China, Bernanke, and the price of gold
China has issued what amounts to the “Beijing Put” on gold. You can make a lot of money, but you really can’t lose.
I happened to see quite a bit of Cheng Siwei at the Ambrosetti Workshop, a gathering of politicians and global strategists at Lake Como, including a dinner at Villa d’Este last night at which he listened very attentively as a number of American guests tore President Obama’s economic and health policy to shreds.
Mr Cheng was until recently Vice-Chairman of the Communist Party’s Standing Committee, and is now a sort of economic ambassador for China around the world — a charming man, by the way, who left Hong Kong for mainland China in 1950 at the age of 16, as young idealist eager to serve the revolution. Sixty years later, he calls himself simply “a survivior”.
What he said about US monetary policy and gold – this bit on the record – would appear to validate the long-held belief of gold bugs that China has fundamentally lost confidence in the US dollar and is going to shift to a partial gold standard through reserve accumulation.
He played down other metals such as copper, saying that they could not double as a proxy currency or store of wealth.

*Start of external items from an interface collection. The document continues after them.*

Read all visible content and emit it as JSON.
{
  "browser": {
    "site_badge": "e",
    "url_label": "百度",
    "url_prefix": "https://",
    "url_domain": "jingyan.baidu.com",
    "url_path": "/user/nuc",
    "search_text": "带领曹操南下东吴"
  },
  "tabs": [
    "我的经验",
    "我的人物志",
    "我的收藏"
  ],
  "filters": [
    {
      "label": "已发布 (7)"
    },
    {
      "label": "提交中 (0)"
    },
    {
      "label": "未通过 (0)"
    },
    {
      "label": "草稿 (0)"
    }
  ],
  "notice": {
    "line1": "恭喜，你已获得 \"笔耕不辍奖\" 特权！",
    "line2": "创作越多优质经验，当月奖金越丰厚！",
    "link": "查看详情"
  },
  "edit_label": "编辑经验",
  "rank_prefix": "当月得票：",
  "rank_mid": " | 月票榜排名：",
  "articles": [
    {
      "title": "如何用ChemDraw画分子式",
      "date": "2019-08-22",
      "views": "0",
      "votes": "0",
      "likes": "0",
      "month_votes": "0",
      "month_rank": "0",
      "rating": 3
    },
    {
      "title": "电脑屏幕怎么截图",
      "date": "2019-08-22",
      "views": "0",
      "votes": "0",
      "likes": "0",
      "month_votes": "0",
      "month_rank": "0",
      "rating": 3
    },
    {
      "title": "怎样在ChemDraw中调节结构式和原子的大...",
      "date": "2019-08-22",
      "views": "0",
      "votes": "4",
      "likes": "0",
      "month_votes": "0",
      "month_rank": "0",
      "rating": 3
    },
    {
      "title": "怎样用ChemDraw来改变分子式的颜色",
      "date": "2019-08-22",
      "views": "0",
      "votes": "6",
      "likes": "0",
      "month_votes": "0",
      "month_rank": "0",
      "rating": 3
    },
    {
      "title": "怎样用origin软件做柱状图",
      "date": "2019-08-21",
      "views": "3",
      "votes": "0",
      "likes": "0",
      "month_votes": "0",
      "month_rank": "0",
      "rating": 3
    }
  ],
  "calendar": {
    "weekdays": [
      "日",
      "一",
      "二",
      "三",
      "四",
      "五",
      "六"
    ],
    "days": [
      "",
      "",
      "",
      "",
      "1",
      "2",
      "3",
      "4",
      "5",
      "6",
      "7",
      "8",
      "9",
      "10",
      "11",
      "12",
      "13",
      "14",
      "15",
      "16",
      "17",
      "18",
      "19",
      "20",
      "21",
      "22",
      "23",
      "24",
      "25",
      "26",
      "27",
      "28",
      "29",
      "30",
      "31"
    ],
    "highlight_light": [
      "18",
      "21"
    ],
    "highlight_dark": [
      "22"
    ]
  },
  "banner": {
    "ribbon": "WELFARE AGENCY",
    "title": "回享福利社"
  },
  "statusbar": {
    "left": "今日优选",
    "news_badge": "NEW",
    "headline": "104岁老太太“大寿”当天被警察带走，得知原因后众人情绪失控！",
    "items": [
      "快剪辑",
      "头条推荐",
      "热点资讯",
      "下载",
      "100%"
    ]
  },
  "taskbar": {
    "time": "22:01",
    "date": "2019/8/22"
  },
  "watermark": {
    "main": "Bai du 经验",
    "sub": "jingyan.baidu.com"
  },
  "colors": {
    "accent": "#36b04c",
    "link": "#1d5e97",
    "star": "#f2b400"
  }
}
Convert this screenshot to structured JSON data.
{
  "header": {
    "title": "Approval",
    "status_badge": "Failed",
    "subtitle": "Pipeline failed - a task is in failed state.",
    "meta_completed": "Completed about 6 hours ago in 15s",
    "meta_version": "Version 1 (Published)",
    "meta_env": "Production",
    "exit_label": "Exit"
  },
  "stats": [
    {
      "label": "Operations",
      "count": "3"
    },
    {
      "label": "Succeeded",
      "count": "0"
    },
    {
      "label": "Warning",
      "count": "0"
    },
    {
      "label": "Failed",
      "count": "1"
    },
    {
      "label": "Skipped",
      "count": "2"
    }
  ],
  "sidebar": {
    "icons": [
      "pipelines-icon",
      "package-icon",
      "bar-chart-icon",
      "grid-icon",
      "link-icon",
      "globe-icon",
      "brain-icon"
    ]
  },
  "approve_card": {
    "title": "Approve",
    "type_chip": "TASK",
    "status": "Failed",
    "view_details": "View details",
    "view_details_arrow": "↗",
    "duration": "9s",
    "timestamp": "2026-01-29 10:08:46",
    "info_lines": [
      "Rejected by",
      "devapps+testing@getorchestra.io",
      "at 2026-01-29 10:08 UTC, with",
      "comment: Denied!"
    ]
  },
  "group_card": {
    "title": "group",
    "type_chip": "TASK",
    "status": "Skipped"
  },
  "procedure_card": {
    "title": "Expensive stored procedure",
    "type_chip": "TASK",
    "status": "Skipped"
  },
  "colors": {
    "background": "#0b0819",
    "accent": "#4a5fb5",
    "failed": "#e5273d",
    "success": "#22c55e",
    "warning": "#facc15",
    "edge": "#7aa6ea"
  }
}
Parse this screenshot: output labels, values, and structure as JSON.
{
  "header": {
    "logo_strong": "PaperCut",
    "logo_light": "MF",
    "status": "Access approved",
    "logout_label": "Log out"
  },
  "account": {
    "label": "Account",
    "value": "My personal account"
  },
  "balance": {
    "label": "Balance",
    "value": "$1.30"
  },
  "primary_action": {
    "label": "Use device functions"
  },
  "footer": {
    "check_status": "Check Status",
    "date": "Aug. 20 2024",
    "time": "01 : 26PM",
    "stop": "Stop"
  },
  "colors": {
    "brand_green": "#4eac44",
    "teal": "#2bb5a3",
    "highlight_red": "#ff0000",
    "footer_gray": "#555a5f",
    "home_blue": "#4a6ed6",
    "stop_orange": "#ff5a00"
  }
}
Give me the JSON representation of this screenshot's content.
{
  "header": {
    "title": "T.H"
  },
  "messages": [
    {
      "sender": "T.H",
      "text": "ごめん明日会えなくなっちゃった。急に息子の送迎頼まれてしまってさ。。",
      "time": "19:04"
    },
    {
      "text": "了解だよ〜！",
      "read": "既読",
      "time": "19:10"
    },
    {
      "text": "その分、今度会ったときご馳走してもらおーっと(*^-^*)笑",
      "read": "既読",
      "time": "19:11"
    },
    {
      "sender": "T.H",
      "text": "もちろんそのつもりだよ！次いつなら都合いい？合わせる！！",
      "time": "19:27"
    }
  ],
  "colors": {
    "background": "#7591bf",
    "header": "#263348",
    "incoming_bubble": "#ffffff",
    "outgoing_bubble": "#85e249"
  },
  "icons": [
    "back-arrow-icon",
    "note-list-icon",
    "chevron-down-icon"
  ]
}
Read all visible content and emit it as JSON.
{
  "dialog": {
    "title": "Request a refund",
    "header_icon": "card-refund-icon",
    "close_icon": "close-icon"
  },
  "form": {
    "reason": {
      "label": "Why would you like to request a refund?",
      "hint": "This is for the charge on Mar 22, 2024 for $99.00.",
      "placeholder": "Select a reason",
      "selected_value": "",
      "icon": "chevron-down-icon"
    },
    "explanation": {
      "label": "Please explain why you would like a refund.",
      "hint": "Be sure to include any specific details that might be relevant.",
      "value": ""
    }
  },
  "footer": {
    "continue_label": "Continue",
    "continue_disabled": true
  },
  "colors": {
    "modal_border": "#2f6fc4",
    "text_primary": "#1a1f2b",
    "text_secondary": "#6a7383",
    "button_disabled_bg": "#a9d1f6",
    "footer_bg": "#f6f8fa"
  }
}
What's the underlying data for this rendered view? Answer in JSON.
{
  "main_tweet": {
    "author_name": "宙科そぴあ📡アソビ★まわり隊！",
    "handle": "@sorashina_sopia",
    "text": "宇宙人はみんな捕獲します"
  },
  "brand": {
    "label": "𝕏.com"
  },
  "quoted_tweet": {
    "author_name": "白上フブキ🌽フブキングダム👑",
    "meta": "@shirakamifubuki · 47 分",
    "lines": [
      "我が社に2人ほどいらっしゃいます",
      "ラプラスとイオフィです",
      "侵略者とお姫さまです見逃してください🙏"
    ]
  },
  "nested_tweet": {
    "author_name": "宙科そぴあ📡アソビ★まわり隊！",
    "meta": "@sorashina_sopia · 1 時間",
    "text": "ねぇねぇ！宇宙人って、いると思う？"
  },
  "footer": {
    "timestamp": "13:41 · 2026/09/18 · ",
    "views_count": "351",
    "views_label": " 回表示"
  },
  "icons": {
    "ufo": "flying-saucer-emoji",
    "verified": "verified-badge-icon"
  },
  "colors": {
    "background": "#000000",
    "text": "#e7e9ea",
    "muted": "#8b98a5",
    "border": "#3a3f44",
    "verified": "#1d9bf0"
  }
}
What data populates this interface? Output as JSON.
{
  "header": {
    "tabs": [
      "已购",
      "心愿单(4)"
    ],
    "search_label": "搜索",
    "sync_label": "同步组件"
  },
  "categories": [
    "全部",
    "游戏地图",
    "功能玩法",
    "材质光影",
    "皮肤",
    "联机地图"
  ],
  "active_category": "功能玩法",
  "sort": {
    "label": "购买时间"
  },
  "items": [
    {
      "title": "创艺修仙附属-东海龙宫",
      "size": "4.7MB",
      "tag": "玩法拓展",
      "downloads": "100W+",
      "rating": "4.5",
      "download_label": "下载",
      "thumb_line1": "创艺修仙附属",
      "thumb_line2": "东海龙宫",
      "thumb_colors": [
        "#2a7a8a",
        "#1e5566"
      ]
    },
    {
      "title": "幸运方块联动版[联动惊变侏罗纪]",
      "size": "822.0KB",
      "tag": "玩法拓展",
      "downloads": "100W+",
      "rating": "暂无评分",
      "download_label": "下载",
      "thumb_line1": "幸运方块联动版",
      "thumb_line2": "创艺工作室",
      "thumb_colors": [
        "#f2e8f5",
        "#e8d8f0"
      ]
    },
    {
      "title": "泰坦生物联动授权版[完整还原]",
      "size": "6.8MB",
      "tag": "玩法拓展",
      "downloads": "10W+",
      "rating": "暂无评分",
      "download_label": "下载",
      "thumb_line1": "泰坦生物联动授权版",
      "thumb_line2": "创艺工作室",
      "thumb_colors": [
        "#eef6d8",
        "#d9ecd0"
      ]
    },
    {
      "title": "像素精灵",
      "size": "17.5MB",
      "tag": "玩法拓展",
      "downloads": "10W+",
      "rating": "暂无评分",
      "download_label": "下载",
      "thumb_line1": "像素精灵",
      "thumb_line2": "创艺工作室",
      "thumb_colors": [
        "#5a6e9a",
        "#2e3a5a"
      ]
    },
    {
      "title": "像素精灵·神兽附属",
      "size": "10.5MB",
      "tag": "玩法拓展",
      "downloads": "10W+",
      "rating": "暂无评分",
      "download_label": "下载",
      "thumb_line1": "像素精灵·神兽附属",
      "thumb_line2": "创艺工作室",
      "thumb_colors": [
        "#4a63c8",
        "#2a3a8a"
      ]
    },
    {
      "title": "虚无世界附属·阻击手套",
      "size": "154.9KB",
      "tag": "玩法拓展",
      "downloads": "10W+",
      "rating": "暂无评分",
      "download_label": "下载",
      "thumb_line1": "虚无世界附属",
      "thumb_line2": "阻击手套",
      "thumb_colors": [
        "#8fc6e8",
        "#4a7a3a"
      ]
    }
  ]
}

“Gold is definitely an alternative, but when we buy, the price goes up. We have to do it carefully so as not stimulate the market,” he said.
In other words, China is buying the dips, and will continue to do so as a systematic policy. His comment captures exactly what observation of gold price action suggests is happening. Every time it looks as if the bullion market is going to buckle, some big force steps in from the unknown.
Investors long-suspected that it was China. We later discovered that Beijing had in fact doubled its gold reserves to 1054 tonnes. Fait accompli first. Announcement long after.
Standing back, you can see that the steady rise in gold over the last eight years to $994 an ounce last week – outperforming US equities fourfold, even with reinvested dividends – has roughly tracked the emergence of China as a superpower in foreign reserve holdings (now $2 trillion).
As I have written in today’s paper, Mr Cheng (and Beijing) takes a dim view of Ben Bernanke’s monetary experiments at the Federal Reserve.
“If they keep printing money to buy bonds it will lead to inflation, and after a year or two the dollar will fall hard. Most of our foreign reserves are in US bonds and this is very difficult to change, so we will diversify incremental reserves into euros, yen, and other currencies,” he said.
This line of argument is by now well-known. Less understood is how much trouble the Fed’s QE policies are causing in China itself, where they have vicariously set off a speculative boom on the Shanghai exchange and in property. Mr Cheng said mid-level house prices are now ten times incomes.
“If we raise interest rates, we will be flooded with hot money. We have to wait for them. If they raise, we raise.”
“Credit in China is too loose. We have a bubble in the housing market and in stocks so we have to be very careful, because this could fall down.”
Of course, China cold end this problem by letting the yuan rise to its proper value, but China too is trapped. Wafer-thin profit margins on exports mean that vast chunks of Chinese industry would go bust if the yuan rose enough to close the trade surplus. China’s exports were down 23pc in July from a year before even at the current exchange rate, and exports make up 40pc of GDP. “We have lost 20m jobs in this crisis,” he said.
China’s mercantilist export strategy has led the country into a cul-de-sac. China must continue to run its trade surplus. It must accumulate hundreds of billions more in reserves. Ergo, it must buy a great deal more gold.
Where is the gold going to come from?